Constructed of solid wood, the switches are actually very simple — he’s just using tin foil to make the contacts. By opening up the sacrificial keyboard, he’s taken the up/down/left/right keys and wired the contacts directly to the four tin foil pads. A recess in the bottom of the board allows the rest of the keyboard to remain intact — in case he ever wants to take it apart again. Or add new buttons!

Wooden crossbeams in the shape of an X allow the board to balance in the middle without touching any of the contacts — but as soon as you lean the connections are made and you’re off to the races!

Now strap on a VR headset and play some TRON! Though if you want even more accurate control you might want to pick up a cheap Wii balance board instead.

[via r/DIY]

Ancient Fonts are Fontastic!

Doing some 8-bit ASCII art, but can’t remember where you left your copy of MicroKnight for the Amiga? Or maybe you just need some low-res-but-high-style bitmap fonts to go with your LED pixel array. No fear! Maze.io is cataloguing old text-mode fonts for you.

Textmode.es has a slew of new and old text art from both the Amiga and PC scenes. Rendering some of these correctly really relies on having the right font, so the parser piece reads many different art file formats and renders them with the requested fonts. There’s ASCII, sure, but also ICE Draw, PCBoard, Artworx, and many more. But piece needs the right fonts to do its work, which brings us back to Maze.io.

So whether you’re interested in new or old text-mode art, or just in need of some pixels to push around, have a look at Maze.io. And if you see any ROMs out there with interesting fonts, let them know.

Title image credit trueschool.se

Reverse Engineering a WiFi Security Camera

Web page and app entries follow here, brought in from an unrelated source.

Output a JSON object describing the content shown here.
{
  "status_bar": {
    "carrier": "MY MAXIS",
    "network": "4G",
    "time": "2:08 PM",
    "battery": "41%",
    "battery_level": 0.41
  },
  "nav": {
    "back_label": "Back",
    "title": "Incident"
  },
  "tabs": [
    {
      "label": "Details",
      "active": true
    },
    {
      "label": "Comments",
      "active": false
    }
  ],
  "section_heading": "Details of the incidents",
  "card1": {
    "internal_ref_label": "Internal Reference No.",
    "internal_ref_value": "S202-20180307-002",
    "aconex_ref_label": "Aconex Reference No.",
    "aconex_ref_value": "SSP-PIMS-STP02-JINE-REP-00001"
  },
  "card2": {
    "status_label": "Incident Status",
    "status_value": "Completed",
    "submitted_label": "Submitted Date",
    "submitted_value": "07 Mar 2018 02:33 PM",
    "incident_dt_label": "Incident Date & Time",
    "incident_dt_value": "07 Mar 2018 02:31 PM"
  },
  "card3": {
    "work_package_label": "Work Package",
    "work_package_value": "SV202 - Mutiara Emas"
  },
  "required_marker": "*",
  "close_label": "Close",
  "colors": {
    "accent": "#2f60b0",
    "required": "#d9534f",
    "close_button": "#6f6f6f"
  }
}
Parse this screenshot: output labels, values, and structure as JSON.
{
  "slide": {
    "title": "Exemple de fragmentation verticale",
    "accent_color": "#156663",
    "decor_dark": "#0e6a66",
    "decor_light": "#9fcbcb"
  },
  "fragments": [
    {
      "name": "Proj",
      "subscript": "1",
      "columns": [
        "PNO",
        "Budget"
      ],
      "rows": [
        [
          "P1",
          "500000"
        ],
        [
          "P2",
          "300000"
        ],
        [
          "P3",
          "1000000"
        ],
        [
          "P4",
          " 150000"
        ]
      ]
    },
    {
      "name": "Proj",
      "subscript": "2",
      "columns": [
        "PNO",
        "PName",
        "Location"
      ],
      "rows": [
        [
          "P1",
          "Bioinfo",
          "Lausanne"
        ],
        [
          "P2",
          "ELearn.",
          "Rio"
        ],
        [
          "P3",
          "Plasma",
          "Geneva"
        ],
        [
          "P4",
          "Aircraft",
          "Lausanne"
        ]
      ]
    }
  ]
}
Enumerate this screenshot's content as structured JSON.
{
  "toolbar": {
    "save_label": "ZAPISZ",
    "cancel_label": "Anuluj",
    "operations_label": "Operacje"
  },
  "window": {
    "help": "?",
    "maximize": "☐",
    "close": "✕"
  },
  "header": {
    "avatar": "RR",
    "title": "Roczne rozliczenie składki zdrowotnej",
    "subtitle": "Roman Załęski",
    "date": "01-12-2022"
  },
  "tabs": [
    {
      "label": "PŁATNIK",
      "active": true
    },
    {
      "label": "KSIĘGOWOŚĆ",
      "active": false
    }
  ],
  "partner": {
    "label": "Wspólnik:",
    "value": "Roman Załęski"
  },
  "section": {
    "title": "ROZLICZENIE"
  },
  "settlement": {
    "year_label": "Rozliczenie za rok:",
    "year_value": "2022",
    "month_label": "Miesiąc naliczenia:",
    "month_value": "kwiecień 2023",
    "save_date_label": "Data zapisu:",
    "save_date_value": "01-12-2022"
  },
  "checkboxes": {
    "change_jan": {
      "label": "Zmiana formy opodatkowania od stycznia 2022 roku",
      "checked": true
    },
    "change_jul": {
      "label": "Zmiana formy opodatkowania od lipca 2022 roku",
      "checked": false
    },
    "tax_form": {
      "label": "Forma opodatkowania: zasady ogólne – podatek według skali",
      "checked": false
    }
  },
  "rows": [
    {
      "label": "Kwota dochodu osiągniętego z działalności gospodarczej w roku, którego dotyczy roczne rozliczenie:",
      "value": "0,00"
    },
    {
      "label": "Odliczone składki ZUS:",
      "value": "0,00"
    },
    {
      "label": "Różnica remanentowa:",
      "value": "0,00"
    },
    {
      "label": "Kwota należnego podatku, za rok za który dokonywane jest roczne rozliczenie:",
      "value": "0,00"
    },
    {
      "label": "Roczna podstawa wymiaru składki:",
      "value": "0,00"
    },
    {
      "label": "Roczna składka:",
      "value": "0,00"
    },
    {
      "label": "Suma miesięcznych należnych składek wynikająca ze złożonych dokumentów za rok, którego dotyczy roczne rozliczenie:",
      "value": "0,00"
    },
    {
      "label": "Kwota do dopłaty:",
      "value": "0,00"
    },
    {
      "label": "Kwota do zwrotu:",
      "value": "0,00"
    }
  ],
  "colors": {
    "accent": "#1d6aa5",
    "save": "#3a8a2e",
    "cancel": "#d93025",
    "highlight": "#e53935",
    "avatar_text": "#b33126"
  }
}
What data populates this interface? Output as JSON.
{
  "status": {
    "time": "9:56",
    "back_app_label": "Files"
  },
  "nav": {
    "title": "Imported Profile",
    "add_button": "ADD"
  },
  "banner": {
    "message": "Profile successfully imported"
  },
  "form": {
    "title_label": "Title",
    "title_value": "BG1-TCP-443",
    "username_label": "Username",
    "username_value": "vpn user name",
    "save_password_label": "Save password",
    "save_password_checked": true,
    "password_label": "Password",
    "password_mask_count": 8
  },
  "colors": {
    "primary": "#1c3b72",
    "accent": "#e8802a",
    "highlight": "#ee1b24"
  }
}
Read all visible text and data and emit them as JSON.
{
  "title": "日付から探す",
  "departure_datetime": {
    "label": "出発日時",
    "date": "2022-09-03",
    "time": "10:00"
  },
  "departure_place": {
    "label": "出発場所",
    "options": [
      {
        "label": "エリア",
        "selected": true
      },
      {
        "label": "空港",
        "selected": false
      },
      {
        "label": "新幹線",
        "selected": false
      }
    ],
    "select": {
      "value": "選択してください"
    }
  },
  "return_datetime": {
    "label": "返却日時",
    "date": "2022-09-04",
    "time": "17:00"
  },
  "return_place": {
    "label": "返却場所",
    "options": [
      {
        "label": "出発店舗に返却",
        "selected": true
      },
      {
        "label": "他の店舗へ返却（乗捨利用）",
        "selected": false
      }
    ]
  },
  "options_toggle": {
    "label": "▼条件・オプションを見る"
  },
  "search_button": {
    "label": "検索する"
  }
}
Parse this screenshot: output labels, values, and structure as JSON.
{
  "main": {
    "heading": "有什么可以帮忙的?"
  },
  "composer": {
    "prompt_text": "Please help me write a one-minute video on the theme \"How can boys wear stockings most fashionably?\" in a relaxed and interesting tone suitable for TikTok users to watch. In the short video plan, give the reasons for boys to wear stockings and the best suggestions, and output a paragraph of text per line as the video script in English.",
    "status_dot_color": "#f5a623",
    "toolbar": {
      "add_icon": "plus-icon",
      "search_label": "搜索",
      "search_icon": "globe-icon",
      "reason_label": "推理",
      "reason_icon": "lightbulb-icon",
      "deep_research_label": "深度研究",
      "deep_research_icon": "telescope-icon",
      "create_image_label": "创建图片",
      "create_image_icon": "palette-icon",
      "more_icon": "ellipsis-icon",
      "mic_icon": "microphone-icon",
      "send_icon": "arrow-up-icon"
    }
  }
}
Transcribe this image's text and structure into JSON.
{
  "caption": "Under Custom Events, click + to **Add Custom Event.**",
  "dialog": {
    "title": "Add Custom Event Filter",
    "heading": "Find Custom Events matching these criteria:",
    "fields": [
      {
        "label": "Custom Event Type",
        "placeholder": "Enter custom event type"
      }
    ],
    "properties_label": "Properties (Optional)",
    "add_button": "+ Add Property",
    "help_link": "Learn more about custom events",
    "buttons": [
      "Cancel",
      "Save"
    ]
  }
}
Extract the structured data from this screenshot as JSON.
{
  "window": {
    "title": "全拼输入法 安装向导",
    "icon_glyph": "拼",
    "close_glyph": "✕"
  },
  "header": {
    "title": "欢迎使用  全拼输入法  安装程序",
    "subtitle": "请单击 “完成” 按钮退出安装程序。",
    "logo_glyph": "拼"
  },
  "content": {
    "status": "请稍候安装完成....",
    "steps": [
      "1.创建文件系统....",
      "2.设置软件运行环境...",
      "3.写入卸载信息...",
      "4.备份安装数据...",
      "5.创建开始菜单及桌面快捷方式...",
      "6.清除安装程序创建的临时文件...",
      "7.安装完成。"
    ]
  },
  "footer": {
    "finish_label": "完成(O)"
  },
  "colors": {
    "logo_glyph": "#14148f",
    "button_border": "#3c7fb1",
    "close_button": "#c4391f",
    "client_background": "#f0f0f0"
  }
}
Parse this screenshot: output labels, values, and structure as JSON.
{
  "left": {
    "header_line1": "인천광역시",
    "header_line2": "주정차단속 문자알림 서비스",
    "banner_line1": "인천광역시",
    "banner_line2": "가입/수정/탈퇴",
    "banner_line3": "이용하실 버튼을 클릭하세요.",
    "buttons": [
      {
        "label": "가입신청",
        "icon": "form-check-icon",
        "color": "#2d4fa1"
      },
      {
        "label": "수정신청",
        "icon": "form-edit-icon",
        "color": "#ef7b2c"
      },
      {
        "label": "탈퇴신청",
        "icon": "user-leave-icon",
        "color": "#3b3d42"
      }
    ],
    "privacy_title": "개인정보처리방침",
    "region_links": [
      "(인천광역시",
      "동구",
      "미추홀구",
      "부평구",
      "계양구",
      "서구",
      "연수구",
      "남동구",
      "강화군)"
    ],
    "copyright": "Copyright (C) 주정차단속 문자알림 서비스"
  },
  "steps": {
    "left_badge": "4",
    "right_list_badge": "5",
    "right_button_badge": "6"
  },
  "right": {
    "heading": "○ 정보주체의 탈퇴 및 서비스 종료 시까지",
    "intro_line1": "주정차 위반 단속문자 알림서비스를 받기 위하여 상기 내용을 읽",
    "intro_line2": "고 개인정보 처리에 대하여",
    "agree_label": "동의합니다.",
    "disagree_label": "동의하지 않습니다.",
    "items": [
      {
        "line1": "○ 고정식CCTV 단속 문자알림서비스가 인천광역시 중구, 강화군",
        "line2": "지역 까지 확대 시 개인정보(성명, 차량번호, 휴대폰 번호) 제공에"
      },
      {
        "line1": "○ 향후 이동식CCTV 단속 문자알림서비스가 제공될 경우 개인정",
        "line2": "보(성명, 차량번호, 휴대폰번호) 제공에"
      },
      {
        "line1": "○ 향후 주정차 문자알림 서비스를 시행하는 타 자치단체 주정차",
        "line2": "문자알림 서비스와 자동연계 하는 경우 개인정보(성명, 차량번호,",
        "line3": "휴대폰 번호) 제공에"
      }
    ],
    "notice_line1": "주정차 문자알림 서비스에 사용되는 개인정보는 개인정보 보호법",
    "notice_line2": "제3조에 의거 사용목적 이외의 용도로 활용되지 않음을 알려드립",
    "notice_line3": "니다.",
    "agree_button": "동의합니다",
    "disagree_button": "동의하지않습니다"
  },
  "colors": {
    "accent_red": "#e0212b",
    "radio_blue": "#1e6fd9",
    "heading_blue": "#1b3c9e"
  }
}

The Internet of Things is slowly turning into the world’s largest crappy robot, with devices seemingly designed to be insecure, all waiting to be rooted and exploited by anyone with the right know-how. The latest Internet-enabled device to fall is a Motorola Focus 73 outdoor security camera. It’s quite a good camera, save for the software. [Alex Farrant] and [Neil Biggs] found the software was exceptionally terrible and would allow anyone to take control of this camera and install new firmware.

The camera in question is the Motorola Focus 73 outdoor security camera. This camera connects to WiFi, features full pan, tilt, zoom controls, and feeds a live image and movement alerts to a server. Basically, it’s everything you need in a WiFi security camera. Setting up this camera is simple – just press the ‘pair’ button and the camera switches to host mode and sets up an open wireless network. The accompanying Hubble mobile app scans the network for the camera and prompts the user to connect to it. Once the app connects to the camera, the user is asked to select a WiFi connection to the Internet from a list. The app then sends the security key over the open network unencrypted. By this point, just about anyone can see the potential for an exploit here, and since this camera is usually installed outdoors – where anyone can reach it – evidence of idiocy abounds.

Once the camera is on the network, there are a few provisions for firmware upgrades. Usually, firmware upgrades are available by downloading from ‘private’ URLs and sent to the camera with a simple script that passes a URL directly into the shell as root. A few facepalms later, and [Alex]  and [Neil] had root access to the camera. The root password was ‘123456’.

While there’s the beginnings of a good Internet of Camera in this product, the design choices for the software are downright stupid. In any event, if you’re looking for a network camera that you own – not a company with a few servers and a custom smartphone app – this would be near the top of the list. It’s a great beginning for some open source camera firmware.

Thanks [Mathieu] for the tip.